──────── Dataset records ────────
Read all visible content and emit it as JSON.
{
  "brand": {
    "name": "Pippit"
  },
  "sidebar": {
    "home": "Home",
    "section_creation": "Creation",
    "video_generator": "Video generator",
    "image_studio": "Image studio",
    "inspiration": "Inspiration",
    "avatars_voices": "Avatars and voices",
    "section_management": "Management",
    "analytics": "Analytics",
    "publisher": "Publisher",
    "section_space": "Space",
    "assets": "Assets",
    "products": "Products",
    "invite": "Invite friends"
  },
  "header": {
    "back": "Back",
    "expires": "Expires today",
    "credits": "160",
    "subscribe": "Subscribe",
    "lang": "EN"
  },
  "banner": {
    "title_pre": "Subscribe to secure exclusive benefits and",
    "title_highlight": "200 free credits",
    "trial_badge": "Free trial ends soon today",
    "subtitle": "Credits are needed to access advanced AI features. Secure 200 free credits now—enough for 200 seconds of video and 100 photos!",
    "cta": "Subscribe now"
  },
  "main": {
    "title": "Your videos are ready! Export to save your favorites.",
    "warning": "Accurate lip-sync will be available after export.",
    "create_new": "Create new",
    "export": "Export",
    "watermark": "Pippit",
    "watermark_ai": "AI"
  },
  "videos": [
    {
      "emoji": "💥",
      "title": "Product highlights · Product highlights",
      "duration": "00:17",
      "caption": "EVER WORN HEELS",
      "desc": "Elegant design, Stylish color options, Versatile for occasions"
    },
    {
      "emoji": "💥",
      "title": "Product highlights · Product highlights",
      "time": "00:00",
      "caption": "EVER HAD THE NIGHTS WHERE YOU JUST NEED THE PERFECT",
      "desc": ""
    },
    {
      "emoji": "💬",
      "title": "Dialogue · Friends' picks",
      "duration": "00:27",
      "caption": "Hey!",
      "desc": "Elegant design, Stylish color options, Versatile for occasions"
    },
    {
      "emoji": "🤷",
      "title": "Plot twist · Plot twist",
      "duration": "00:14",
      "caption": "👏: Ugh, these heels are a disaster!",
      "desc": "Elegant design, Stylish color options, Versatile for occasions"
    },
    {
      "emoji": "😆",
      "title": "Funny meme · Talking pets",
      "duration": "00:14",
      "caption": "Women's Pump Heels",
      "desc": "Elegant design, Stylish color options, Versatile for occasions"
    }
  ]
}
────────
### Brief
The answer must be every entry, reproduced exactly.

### Exercise answer
Read all visible content and emit it as JSON.
{
  "brand": {
    "name": "Pippit"
  },
  "sidebar": {
    "home": "Home",
    "section_creation": "Creation",
    "video_generator": "Video generator",
    "image_studio": "Image studio",
    "inspiration": "Inspiration",
    "avatars_voices": "Avatars and voices",
    "section_management": "Management",
    "analytics": "Analytics",
    "publisher": "Publisher",
    "section_space": "Space",
    "assets": "Assets",
    "products": "Products",
    "invite": "Invite friends"
  },
  "header": {
    "back": "Back",
    "expires": "Expires today",
    "credits": "160",
    "subscribe": "Subscribe",
    "lang": "EN"
  },
  "banner": {
    "title_pre": "Subscribe to secure exclusive benefits and",
    "title_highlight": "200 free credits",
    "trial_badge": "Free trial ends soon today",
    "subtitle": "Credits are needed to access advanced AI features. Secure 200 free credits now—enough for 200 seconds of video and 100 photos!",
    "cta": "Subscribe now"
  },
  "main": {
    "title": "Your videos are ready! Export to save your favorites.",
    "warning": "Accurate lip-sync will be available after export.",
    "create_new": "Create new",
    "export": "Export",
    "watermark": "Pippit",
    "watermark_ai": "AI"
  },
  "videos": [
    {
      "emoji": "💥",
      "title": "Product highlights · Product highlights",
      "duration": "00:17",
      "caption": "EVER WORN HEELS",
      "desc": "Elegant design, Stylish color options, Versatile for occasions"
    },
    {
      "emoji": "💥",
      "title": "Product highlights · Product highlights",
      "time": "00:00",
      "caption": "EVER HAD THE NIGHTS WHERE YOU JUST NEED THE PERFECT",
      "desc": ""
    },
    {
      "emoji": "💬",
      "title": "Dialogue · Friends' picks",
      "duration": "00:27",
      "caption": "Hey!",
      "desc": "Elegant design, Stylish color options, Versatile for occasions"
    },
    {
      "emoji": "🤷",
      "title": "Plot twist · Plot twist",
      "duration": "00:14",
      "caption": "👏: Ugh, these heels are a disaster!",
      "desc": "Elegant design, Stylish color options, Versatile for occasions"
    },
    {
      "emoji": "😆",
      "title": "Funny meme · Talking pets",
      "duration": "00:14",
      "caption": "Women's Pump Heels",
      "desc": "Elegant design, Stylish color options, Versatile for occasions"
    }
  ]
}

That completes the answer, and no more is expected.